TASK ITEM -
Match the word "title". Return each line of the data below where it appears.

STORED DATA -
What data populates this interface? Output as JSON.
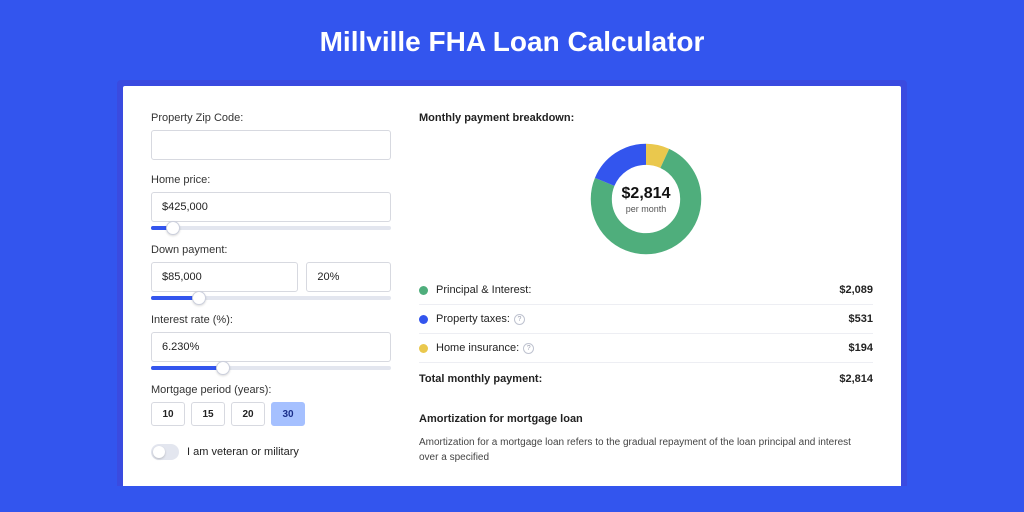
{
  "title": "Millville FHA Loan Calculator",
  "form": {
    "zip_label": "Property Zip Code:",
    "zip_value": "",
    "home_price_label": "Home price:",
    "home_price_value": "$425,000",
    "home_price_slider_pct": 9,
    "down_payment_label": "Down payment:",
    "down_payment_value": "$85,000",
    "down_payment_pct_value": "20%",
    "down_payment_slider_pct": 20,
    "interest_label": "Interest rate (%):",
    "interest_value": "6.230%",
    "interest_slider_pct": 30,
    "period_label": "Mortgage period (years):",
    "periods": [
      "10",
      "15",
      "20",
      "30"
    ],
    "period_active_index": 3,
    "veteran_label": "I am veteran or military"
  },
  "breakdown": {
    "title": "Monthly payment breakdown:",
    "center_amount": "$2,814",
    "center_sub": "per month",
    "items": [
      {
        "label": "Principal & Interest:",
        "value": "$2,089",
        "color": "#4fae7c",
        "info": false
      },
      {
        "label": "Property taxes:",
        "value": "$531",
        "color": "#3355ee",
        "info": true
      },
      {
        "label": "Home insurance:",
        "value": "$194",
        "color": "#eac84d",
        "info": true
      }
    ],
    "total_label": "Total monthly payment:",
    "total_value": "$2,814"
  },
  "amortization": {
    "title": "Amortization for mortgage loan",
    "text": "Amortization for a mortgage loan refers to the gradual repayment of the loan principal and interest over a specified"
  },
  "chart_data": {
    "type": "pie",
    "title": "Monthly payment breakdown",
    "series": [
      {
        "name": "Principal & Interest",
        "value": 2089,
        "color": "#4fae7c"
      },
      {
        "name": "Property taxes",
        "value": 531,
        "color": "#3355ee"
      },
      {
        "name": "Home insurance",
        "value": 194,
        "color": "#eac84d"
      }
    ],
    "total": 2814,
    "center_label": "$2,814 per month"
  }
}
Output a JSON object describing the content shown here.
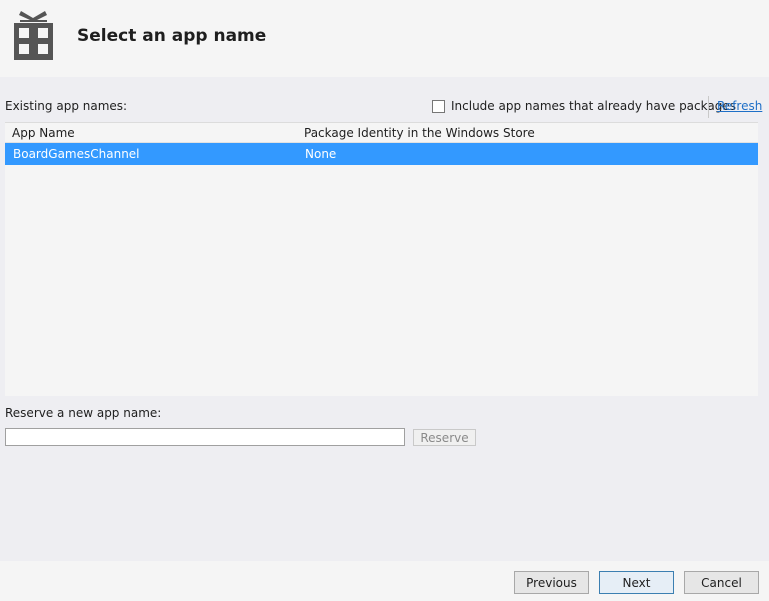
{
  "header": {
    "title": "Select an app name",
    "icon": "gift-box-icon"
  },
  "existing": {
    "label": "Existing app names:",
    "include_label": "Include app names that already have packages",
    "include_checked": false,
    "refresh_label": "Refresh"
  },
  "table": {
    "columns": [
      "App Name",
      "Package Identity in the Windows Store"
    ],
    "rows": [
      {
        "app_name": "BoardGamesChannel",
        "package_identity": "None",
        "selected": true
      }
    ]
  },
  "reserve": {
    "label": "Reserve a new app name:",
    "value": "",
    "button_label": "Reserve"
  },
  "footer": {
    "previous_label": "Previous",
    "next_label": "Next",
    "cancel_label": "Cancel"
  },
  "colors": {
    "selection": "#3399ff",
    "link": "#1e6fc7",
    "icon": "#555555"
  }
}
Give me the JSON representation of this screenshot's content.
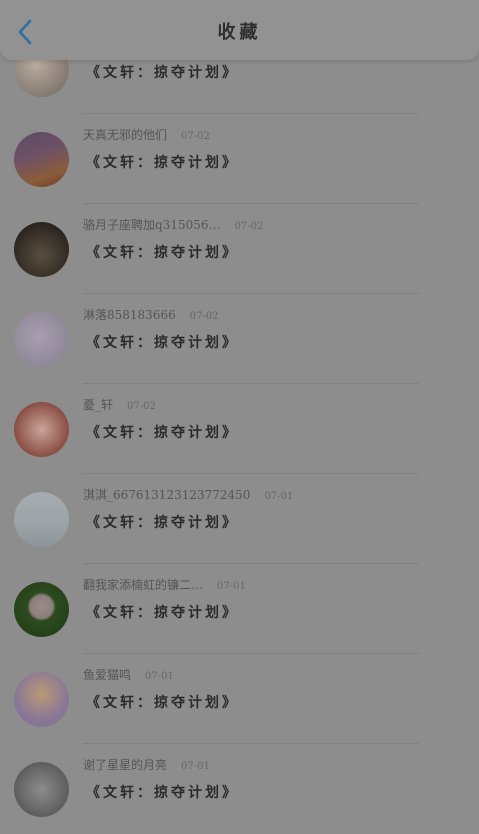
{
  "header": {
    "title": "收藏",
    "back_icon": "chevron-left-icon",
    "back_color": "#2f6fa3"
  },
  "message_text": "《文轩：掠夺计划》",
  "items": [
    {
      "name": "",
      "date": "",
      "msg": "《文轩：掠夺计划》"
    },
    {
      "name": "天真无邪的他们",
      "date": "07-02",
      "msg": "《文轩：掠夺计划》"
    },
    {
      "name": "骆月子座聘加q315056…",
      "date": "07-02",
      "msg": "《文轩：掠夺计划》"
    },
    {
      "name": "淋落858183666",
      "date": "07-02",
      "msg": "《文轩：掠夺计划》"
    },
    {
      "name": "憂_轩",
      "date": "07-02",
      "msg": "《文轩：掠夺计划》"
    },
    {
      "name": "淇淇_667613123123772450",
      "date": "07-01",
      "msg": "《文轩：掠夺计划》"
    },
    {
      "name": "翻我家添楠虹的镰二…",
      "date": "07-01",
      "msg": "《文轩：掠夺计划》"
    },
    {
      "name": "鱼爱猫鸣",
      "date": "07-01",
      "msg": "《文轩：掠夺计划》"
    },
    {
      "name": "谢了星星的月亮",
      "date": "07-01",
      "msg": "《文轩：掠夺计划》"
    }
  ]
}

EXPECTED OUTPUT -
  "title": "Millville FHA Loan Calculator",
    "title": "Monthly payment breakdown:",
    "title": "Amortization for mortgage loan",
    "title": "Monthly payment breakdown",
    "title": "Select an app name",
    "title": "收藏",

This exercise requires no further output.